Colômbia has denied all involvement in the killing in comments to the media. His lawyer declined to comment for this story.
In evidence submitted after the original indictment, the prosecutor argued Colômbia was the leader of the organized crime group to which Pelado belonged. Citing witness testimony, the prosecutor said Colômbia financed much of the illegal fishing in the area, including providing the boats allegedly used in the murders of Pereira and Phillips.
The former superintendent of the Amazonas police said there were “strong indications” that Colômbia had planned the killings.
In a report from March 2022, three months before Phillips and Pereira were killed, Univaja described Colômbia as the biggest buyer of fish in the area and the “sponsor of the invasions into indigenous territory.”
A Hotbed of Fishing Disputes
The Javari Valley has become increasingly dangerous in recent years as territorial disputes between indigenous communities and fishermen have grown more severe.
Raimundo Pinheiro, a 51-year-old fisherman from Atalaia do Norte, has spent his whole life fishing the rivers of western Brazil. He remembers a time when the local fishermen worked in harmony with indigenous communities.
That changed after 2001, when the indigenous territories were demarcated and fishermen were confined to only a small zone. Today Pinheiro said he can barely catch enough to pay for equipment, gas, and the other costs for each trip.
“The situation is growing more and more difficult. The [authorized] fishing zone is already small, and they want to shrink it more,” he said. “How are we going to live?”
In the year through November 2019, an unprecedented eight gun attacks were recorded at the checkpoint to enter indigenous land. The National Foundation of Indigenous Peoples, a government agency known as Funai, said illegal hunters and fishermen carried out the attacks.
Fishing is forbidden in the valley because it is indigenous land, which is protected under Brazil’s constitution. Some species found in the area such as pirarucu — the largest fish in South America, which can reach 200 kilograms and three meters in length — are also protected by federal law.
“The ‘demarcated’ land belongs exclusively to the indigenous people. If you remove a stone in this area, you are committing a constitutional crime,” Pereira’s former colleague, Armando Soares, told Forbidden Stories.
But overexploitation in the areas where fishing is allowed means yields have dropped dramatically.
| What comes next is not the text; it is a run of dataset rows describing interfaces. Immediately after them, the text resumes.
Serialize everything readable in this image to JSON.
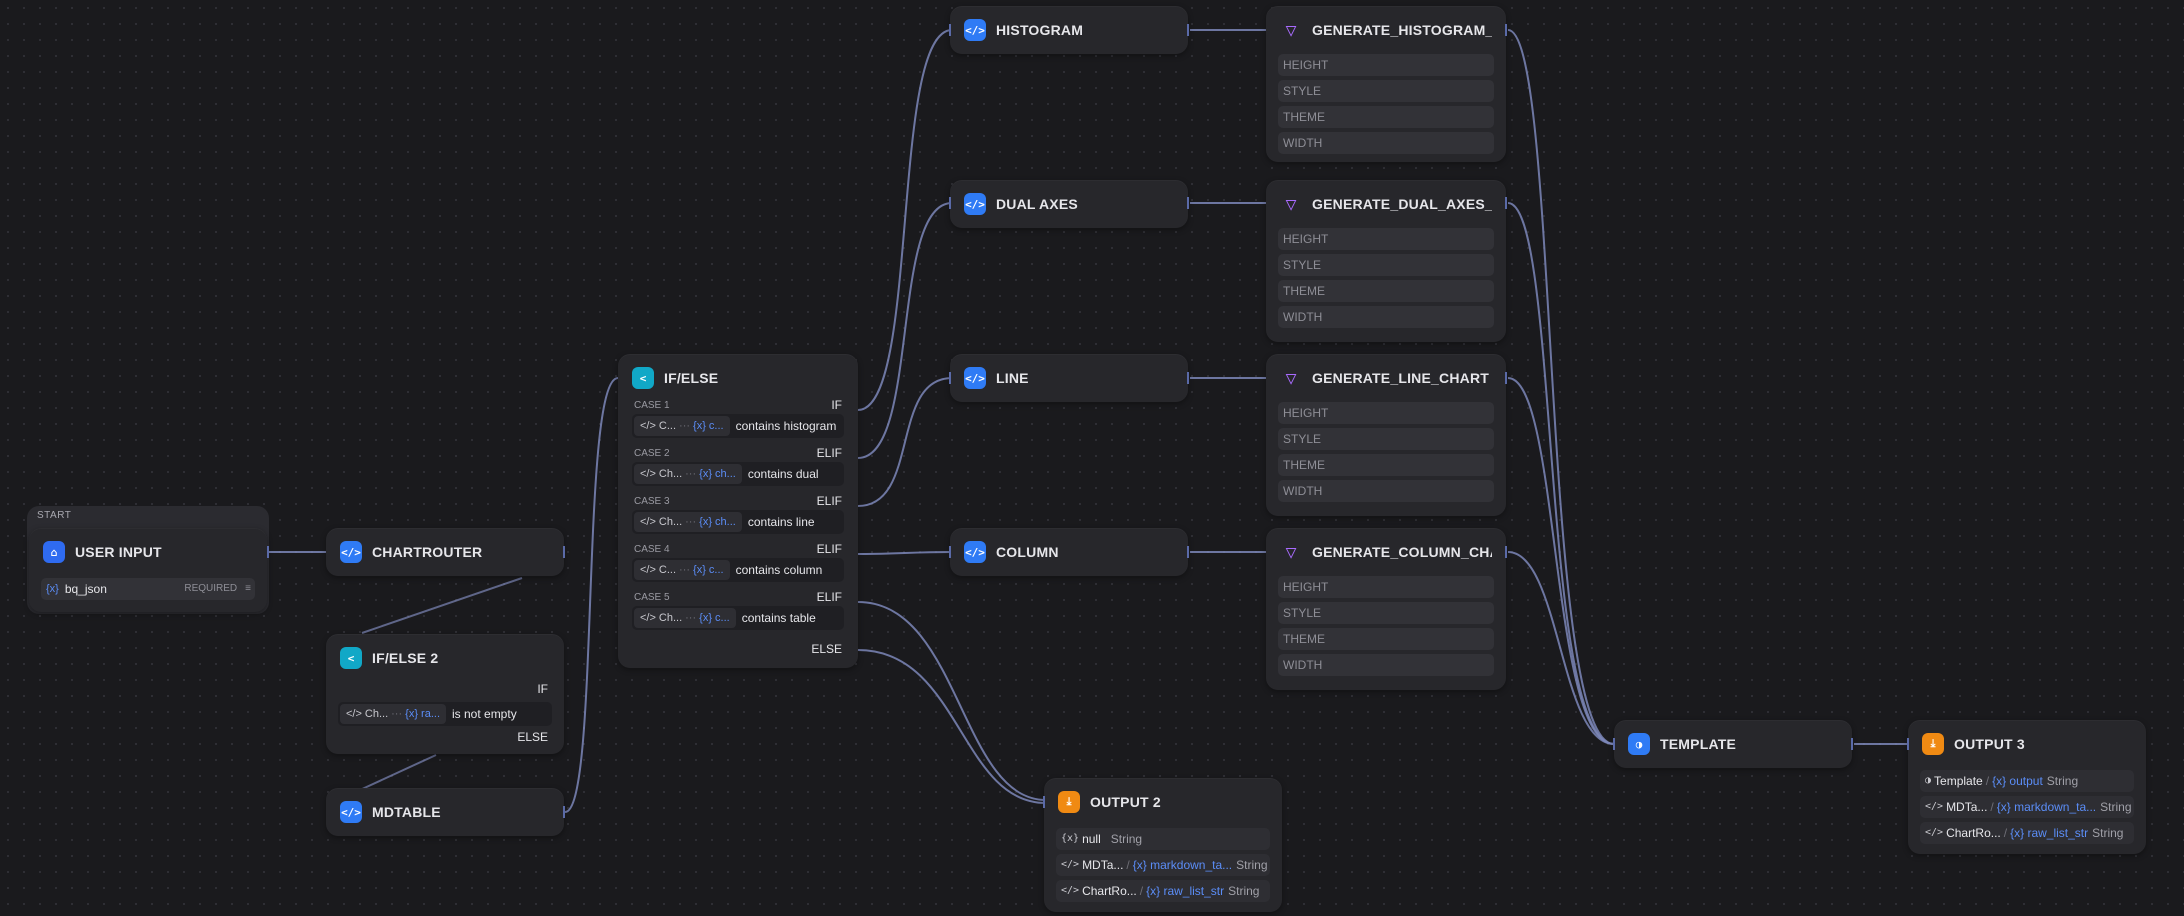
{
  "start": {
    "tag": "START",
    "title": "USER INPUT",
    "var_icon": "{x}",
    "var_name": "bq_json",
    "required": "REQUIRED"
  },
  "chartrouter": {
    "title": "CHARTROUTER"
  },
  "ifelse2": {
    "title": "IF/ELSE 2",
    "if": "IF",
    "cond_var": "Ch...",
    "cond_dots": "···",
    "cond_x": "{x} ra...",
    "cond_op": "is not empty",
    "else": "ELSE"
  },
  "mdtable": {
    "title": "MDTABLE"
  },
  "ifelse": {
    "title": "IF/ELSE",
    "cases": [
      {
        "label": "CASE 1",
        "kw": "IF",
        "var": "C...",
        "x": "{x} c...",
        "op": "contains histogram"
      },
      {
        "label": "CASE 2",
        "kw": "ELIF",
        "var": "Ch...",
        "x": "{x} ch...",
        "op": "contains dual"
      },
      {
        "label": "CASE 3",
        "kw": "ELIF",
        "var": "Ch...",
        "x": "{x} ch...",
        "op": "contains line"
      },
      {
        "label": "CASE 4",
        "kw": "ELIF",
        "var": "C...",
        "x": "{x} c...",
        "op": "contains column"
      },
      {
        "label": "CASE 5",
        "kw": "ELIF",
        "var": "Ch...",
        "x": "{x} c...",
        "op": "contains table"
      }
    ],
    "dots": "···",
    "else": "ELSE"
  },
  "code_nodes": {
    "histogram": "HISTOGRAM",
    "dual": "DUAL AXES",
    "line": "LINE",
    "column": "COLUMN"
  },
  "llm_nodes": {
    "histogram": "GENERATE_HISTOGRAM_CHART",
    "dual": "GENERATE_DUAL_AXES_CHART",
    "line": "GENERATE_LINE_CHART",
    "column": "GENERATE_COLUMN_CHART",
    "params": [
      "HEIGHT",
      "STYLE",
      "THEME",
      "WIDTH"
    ]
  },
  "output2": {
    "title": "OUTPUT 2",
    "rows": [
      {
        "icon": "{x}",
        "src": "null",
        "dim": "",
        "var": "",
        "type": "String"
      },
      {
        "icon": "</>",
        "src": "MDTa...",
        "dim": "/",
        "var": "{x} markdown_ta...",
        "type": "String"
      },
      {
        "icon": "</>",
        "src": "ChartRo...",
        "dim": "/",
        "var": "{x} raw_list_str",
        "type": "String"
      }
    ]
  },
  "template": {
    "title": "TEMPLATE"
  },
  "output3": {
    "title": "OUTPUT 3",
    "rows": [
      {
        "icon": "◑",
        "src": "Template",
        "dim": "/",
        "var": "{x} output",
        "type": "String"
      },
      {
        "icon": "</>",
        "src": "MDTa...",
        "dim": "/",
        "var": "{x} markdown_ta...",
        "type": "String"
      },
      {
        "icon": "</>",
        "src": "ChartRo...",
        "dim": "/",
        "var": "{x} raw_list_str",
        "type": "String"
      }
    ]
  },
  "icons": {
    "code": "code-icon",
    "ifelse": "branch-icon",
    "start": "home-icon",
    "llm": "llm-icon",
    "output": "output-icon",
    "template": "template-icon"
  },
  "colors": {
    "edge": "#7d87b8",
    "code_icon": "#2f7bf5",
    "ifelse_icon": "#11a8c7",
    "output_icon": "#f08a13",
    "llm_icon": "#a96bff"
  }
}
Some now cross the porous zone where Brazil, Colombia, and Peru meet to find fish or sell their catch: fresh pirarucu from Brazil are sold in Colombia, while salted ones tend to go to Peru.
Juan, a fisherman from the Peruvian side of the Javari River who said he sometimes spends as much as 15 days at a time illegally fishing Brazil's waters.
“If I had a legal option, I would take it,” he said. “But I did not go to school. I’ve worked since I was a kid. I have three children.”
Brazil’s environmental investigation agency, IBAMA, told reporters it carried out 101 seizures of pirarucu between August 2003 and last September, around 80 percent in the state of Amazonas. Separately, the state’s military police said they seized almost 114 tons of pirarucu between 2019 and September 2022.
Experts say much of the illegal fishing industry in the Javari Valley is now run by organized crime gangs. A commission from Brazil’s Chamber of Deputies, tasked with investigating Phillips and Pereira’s murders, said these groups use fishing as a cover for other crimes.
“There is no doubt that the murders of Bruno and Dom are part of a much larger criminal context. There are clearly groups that not only finance illegal fishing but also use it to launder money and traffic drugs,” the commission wrote in a November 2022 report.
Alexandre Saraiva, a former senior police chief in the Amazon, said investigators would often find cocaine hidden in cargoes of illegally caught fish.
"Criminal organizations have no prejudice when it comes to making money,” he told OCCRP.